**EXERCISE AIM**. Restate each record below word for word, skipping images.

Component data from apps and pages:
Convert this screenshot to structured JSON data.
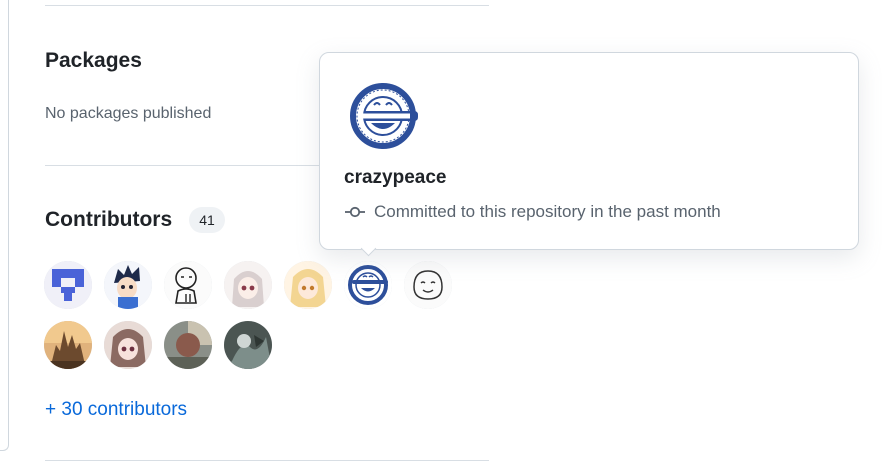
{
  "packages": {
    "title": "Packages",
    "empty_text": "No packages published"
  },
  "contributors": {
    "title": "Contributors",
    "count": "41",
    "more_link": "+ 30 contributors",
    "avatars": [
      {
        "icon": "identicon-avatar"
      },
      {
        "icon": "anime-boy-avatar"
      },
      {
        "icon": "sketch-character-avatar"
      },
      {
        "icon": "anime-girl-avatar"
      },
      {
        "icon": "blonde-anime-avatar"
      },
      {
        "icon": "laughing-man-avatar"
      },
      {
        "icon": "doodle-face-avatar"
      },
      {
        "icon": "castle-landscape-avatar"
      },
      {
        "icon": "brown-hair-anime-avatar"
      },
      {
        "icon": "silhouette-avatar"
      },
      {
        "icon": "dark-artwork-avatar"
      }
    ]
  },
  "hovercard": {
    "username": "crazypeace",
    "status": "Committed to this repository in the past month",
    "status_icon": "git-commit-icon"
  },
  "colors": {
    "link": "#0969da",
    "muted": "#59636e",
    "text": "#1f2328",
    "laughing_man_blue": "#2d4f9b"
  }
}
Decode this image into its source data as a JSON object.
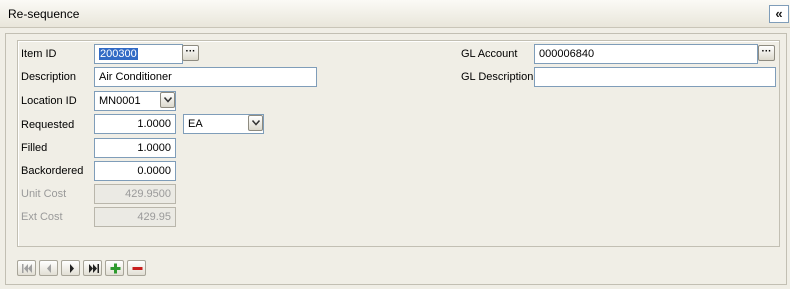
{
  "window": {
    "title": "Re-sequence",
    "collapse_glyph": "«"
  },
  "form": {
    "item_id": {
      "label": "Item ID",
      "value": "200300"
    },
    "description": {
      "label": "Description",
      "value": "Air Conditioner"
    },
    "location_id": {
      "label": "Location ID",
      "value": "MN0001"
    },
    "requested": {
      "label": "Requested",
      "value": "1.0000",
      "uom": "EA"
    },
    "filled": {
      "label": "Filled",
      "value": "1.0000"
    },
    "backordered": {
      "label": "Backordered",
      "value": "0.0000"
    },
    "unit_cost": {
      "label": "Unit Cost",
      "value": "429.9500"
    },
    "ext_cost": {
      "label": "Ext Cost",
      "value": "429.95"
    },
    "gl_account": {
      "label": "GL Account",
      "value": "000006840"
    },
    "gl_description": {
      "label": "GL Description",
      "value": ""
    }
  },
  "lookup_glyph": "···",
  "navigation": {
    "icons": [
      "first-record-icon",
      "previous-record-icon",
      "next-record-icon",
      "last-record-icon",
      "add-record-icon",
      "delete-record-icon"
    ]
  },
  "colors": {
    "add": "#2e9a2e",
    "delete": "#c81e1e",
    "selection": "#316ac5"
  }
}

**ANSWER SECTION**.
Convert this screenshot to structured JSON data.
{
  "packages": {
    "title": "Packages",
    "empty_text": "No packages published"
  },
  "contributors": {
    "title": "Contributors",
    "count": "41",
    "more_link": "+ 30 contributors",
    "avatars": [
      {
        "icon": "identicon-avatar"
      },
      {
        "icon": "anime-boy-avatar"
      },
      {
        "icon": "sketch-character-avatar"
      },
      {
        "icon": "anime-girl-avatar"
      },
      {
        "icon": "blonde-anime-avatar"
      },
      {
        "icon": "laughing-man-avatar"
      },
      {
        "icon": "doodle-face-avatar"
      },
      {
        "icon": "castle-landscape-avatar"
      },
      {
        "icon": "brown-hair-anime-avatar"
      },
      {
        "icon": "silhouette-avatar"
      },
      {
        "icon": "dark-artwork-avatar"
      }
    ]
  },
  "hovercard": {
    "username": "crazypeace",
    "status": "Committed to this repository in the past month",
    "status_icon": "git-commit-icon"
  },
  "colors": {
    "link": "#0969da",
    "muted": "#59636e",
    "text": "#1f2328",
    "laughing_man_blue": "#2d4f9b"
  }
}
Decode this image into its source data as a JSON object.
{
  "window": {
    "title": "Re-sequence",
    "collapse_glyph": "«"
  },
  "form": {
    "item_id": {
      "label": "Item ID",
      "value": "200300"
    },
    "description": {
      "label": "Description",
      "value": "Air Conditioner"
    },
    "location_id": {
      "label": "Location ID",
      "value": "MN0001"
    },
    "requested": {
      "label": "Requested",
      "value": "1.0000",
      "uom": "EA"
    },
    "filled": {
      "label": "Filled",
      "value": "1.0000"
    },
    "backordered": {
      "label": "Backordered",
      "value": "0.0000"
    },
    "unit_cost": {
      "label": "Unit Cost",
      "value": "429.9500"
    },
    "ext_cost": {
      "label": "Ext Cost",
      "value": "429.95"
    },
    "gl_account": {
      "label": "GL Account",
      "value": "000006840"
    },
    "gl_description": {
      "label": "GL Description",
      "value": ""
    }
  },
  "lookup_glyph": "···",
  "navigation": {
    "icons": [
      "first-record-icon",
      "previous-record-icon",
      "next-record-icon",
      "last-record-icon",
      "add-record-icon",
      "delete-record-icon"
    ]
  },
  "colors": {
    "add": "#2e9a2e",
    "delete": "#c81e1e",
    "selection": "#316ac5"
  }
}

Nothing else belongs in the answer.